Before we knew it, we had lots of movies and novels that used this beat sheet as a guide that, more likely than not, aided in landing deals and discovering new talent that would have been left unexposed otherwise. A number of my author friends swear by it and have contributed part of their success to it.
I've taken a stab at it myself. In a way, it's an outline, and you have to fill in the beats. I've always been an outline writer, so what I got out of this book is when the elements are "supposed" to happen or when they "should be" introduced. While this is all and good, the bad thing about good things is people tend to jump on a good thing.
That means it's good right? For a limited time only, maybe ...

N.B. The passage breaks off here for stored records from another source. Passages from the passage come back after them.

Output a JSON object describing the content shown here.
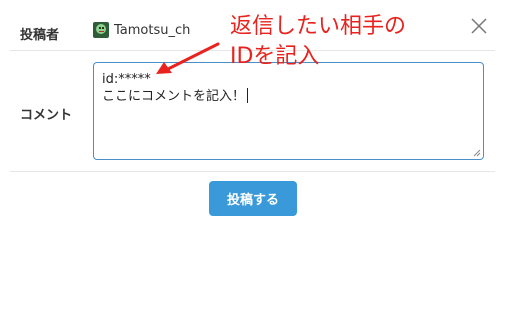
{
  "form": {
    "poster_label": "投稿者",
    "author_name": "Tamotsu_ch",
    "comment_label": "コメント",
    "comment_lines": [
      "id:*****",
      "ここにコメントを記入！"
    ],
    "submit_label": "投稿する"
  },
  "annotation": {
    "line1": "返信したい相手の",
    "line2": "IDを記入",
    "color": "#e8231f"
  },
  "colors": {
    "accent": "#3a9ad9",
    "input_border": "#4a90c8"
  }
}
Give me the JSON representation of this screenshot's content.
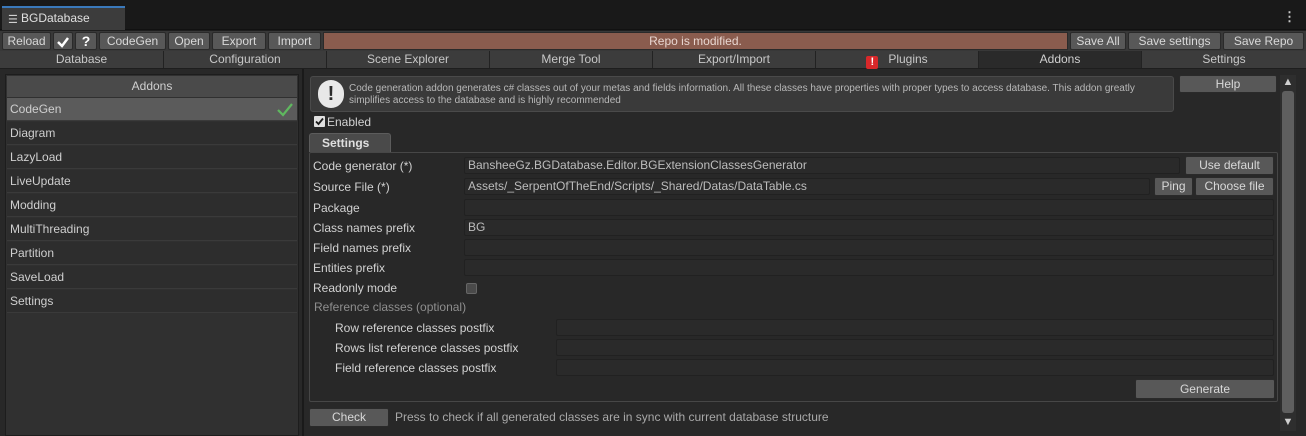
{
  "window": {
    "title": "BGDatabase",
    "menu_icon": "hamburger-icon",
    "more_icon": "vertical-dots-icon"
  },
  "toolbar": {
    "reload": "Reload",
    "check_icon": "checkmark-icon",
    "help_icon": "question-icon",
    "codegen": "CodeGen",
    "open": "Open",
    "export": "Export",
    "import": "Import",
    "status": "Repo is modified.",
    "save_all": "Save All",
    "save_settings": "Save settings",
    "save_repo": "Save Repo"
  },
  "tabs": [
    {
      "label": "Database"
    },
    {
      "label": "Configuration"
    },
    {
      "label": "Scene Explorer"
    },
    {
      "label": "Merge Tool"
    },
    {
      "label": "Export/Import"
    },
    {
      "label": "Plugins",
      "icon": "exclamation-icon"
    },
    {
      "label": "Addons",
      "active": true
    },
    {
      "label": "Settings"
    }
  ],
  "sidebar": {
    "header": "Addons",
    "items": [
      {
        "label": "CodeGen",
        "selected": true,
        "icon": "checkmark-icon"
      },
      {
        "label": "Diagram"
      },
      {
        "label": "LazyLoad"
      },
      {
        "label": "LiveUpdate"
      },
      {
        "label": "Modding"
      },
      {
        "label": "MultiThreading"
      },
      {
        "label": "Partition"
      },
      {
        "label": "SaveLoad"
      },
      {
        "label": "Settings"
      }
    ]
  },
  "main": {
    "info_icon": "info-exclamation-icon",
    "info_text": "Code generation addon generates c# classes out of your metas and fields information. All these classes have properties with proper types to access database. This addon greatly simplifies access to the database and is highly recommended",
    "help": "Help",
    "enabled_label": "Enabled",
    "enabled": true,
    "settings_tab": "Settings",
    "fields": {
      "code_generator": {
        "label": "Code generator (*)",
        "value": "BansheeGz.BGDatabase.Editor.BGExtensionClassesGenerator",
        "button": "Use default"
      },
      "source_file": {
        "label": "Source File (*)",
        "value": "Assets/_SerpentOfTheEnd/Scripts/_Shared/Datas/DataTable.cs",
        "ping": "Ping",
        "choose": "Choose file"
      },
      "package": {
        "label": "Package",
        "value": ""
      },
      "class_prefix": {
        "label": "Class names prefix",
        "value": "BG"
      },
      "field_prefix": {
        "label": "Field names prefix",
        "value": ""
      },
      "entities_prefix": {
        "label": "Entities prefix",
        "value": ""
      },
      "readonly": {
        "label": "Readonly mode",
        "checked": false
      }
    },
    "reference_header": "Reference classes (optional)",
    "reference": {
      "row": {
        "label": "Row reference classes postfix",
        "value": ""
      },
      "rows_list": {
        "label": "Rows list reference classes postfix",
        "value": ""
      },
      "field": {
        "label": "Field reference classes postfix",
        "value": ""
      }
    },
    "generate": "Generate",
    "check": "Check",
    "check_hint": "Press to check if all generated classes are in sync with current database structure"
  },
  "colors": {
    "status_bar": "#8a5c4e",
    "accent_check": "#5fb85f",
    "error_red": "#d9282a"
  }
}
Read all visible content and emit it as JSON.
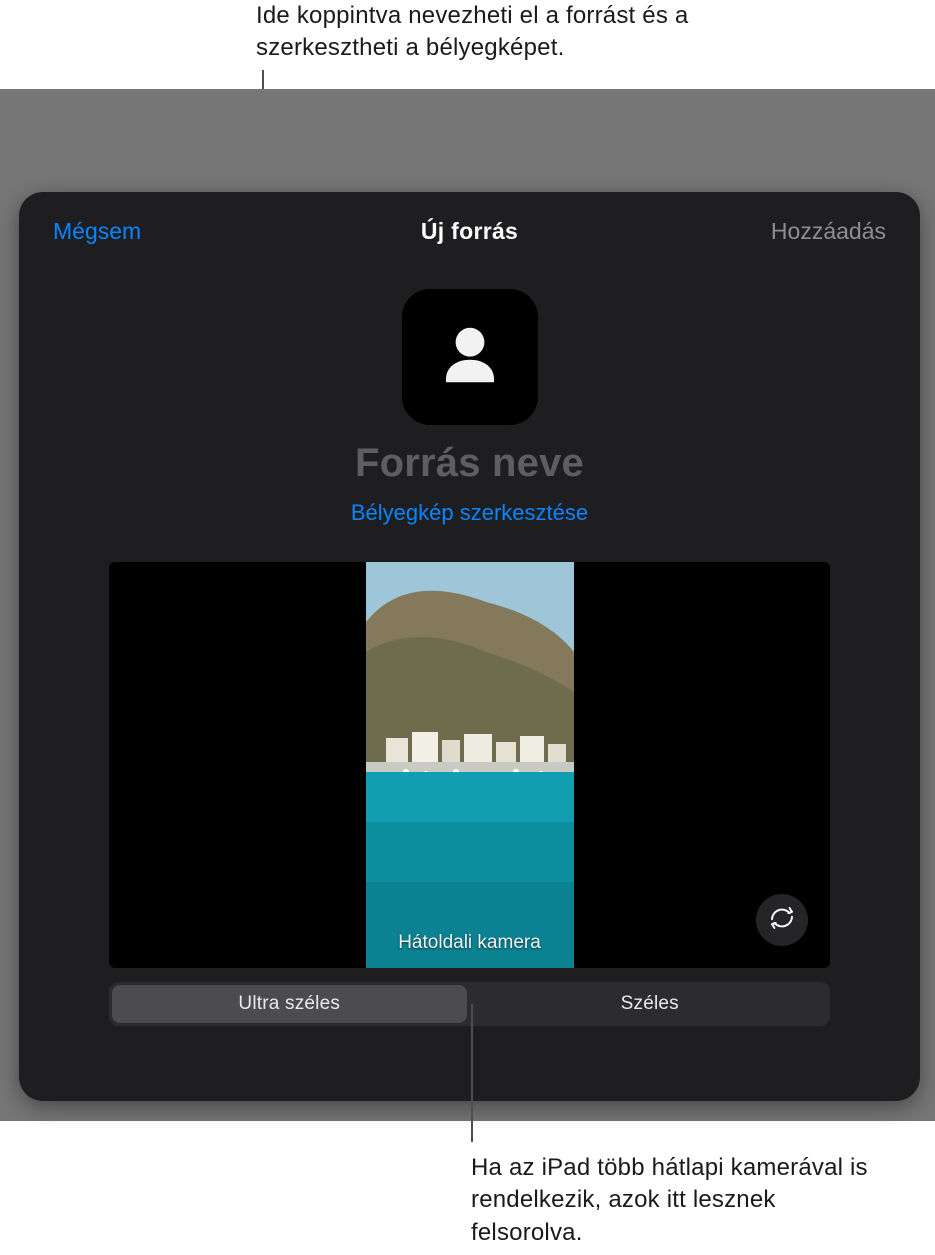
{
  "callouts": {
    "top": "Ide koppintva nevezheti el a forrást és a szerkesztheti a bélyegképet.",
    "bottom": "Ha az iPad több hátlapi kamerával is rendelkezik, azok itt lesznek felsorolva."
  },
  "header": {
    "cancel": "Mégsem",
    "title": "Új forrás",
    "add": "Hozzáadás"
  },
  "source": {
    "name_placeholder": "Forrás neve",
    "edit_thumbnail": "Bélyegkép szerkesztése"
  },
  "preview": {
    "camera_label": "Hátoldali kamera"
  },
  "segmented": {
    "ultrawide": "Ultra széles",
    "wide": "Széles"
  },
  "icons": {
    "avatar": "person-icon",
    "flip": "camera-flip-icon"
  },
  "colors": {
    "accent": "#0a84ff",
    "panel_bg": "#1e1e20",
    "outer_bg": "#767676"
  }
}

The article I mentioned details what I'm referring to. Now, when I go to the movies or read a new book, I can't help but feel an element of predictability. Yes, there are introductions, conflicts, rising action, climaxes, and so forth (all expected), but it feels more pointed, at times forced, much like messing with genetics to create an outcome rather than letting nature take its course, or focusing on a structure instead of the construction. Those who use the beat sheet as a guide (rather than the law) ultimately produce great stories. Thing is, we now have many stories that use this technique, and while it works, from what I'm seeing, some struggle with what to write between beats. Plot devices are randomly thrown in and the dialogue feels contrived - because that's WHEN it's "supposed" to happen.
I've always felt that the moment an external influence dictates what an artist does, some level of creativity is compromised. But wait, it even said in the book that it's a guide and not a rule book, but when something is toted as a "storytelling bible" and story structure software is created based on the beat sheet, you gotta wonder ...
This is just my thought on the matter. The key to a good story is execution - doesn't matter what style or structure. I'm by no means dissing this book or those who use it regularly, for the record. As a writer, I look for any tool I can get my hands on. The trick, at that point, is to use the tool in a way that only I can - the only way you can. Find ways to make it different from anything we've read or seen. That alone will help us develop a stand-out story to be proud of.
Open discussion time! I'd love to know what you think. Got to take off for now, so in case I don't see ya, have a fantastic weekend!
Does this structure run the risk of beating a tried and true formula to death? What does this mean for the future of storytelling? Do we expect books and movies to follow these beat now?
I'm David, it's about time we had an Aquaman movie ... right?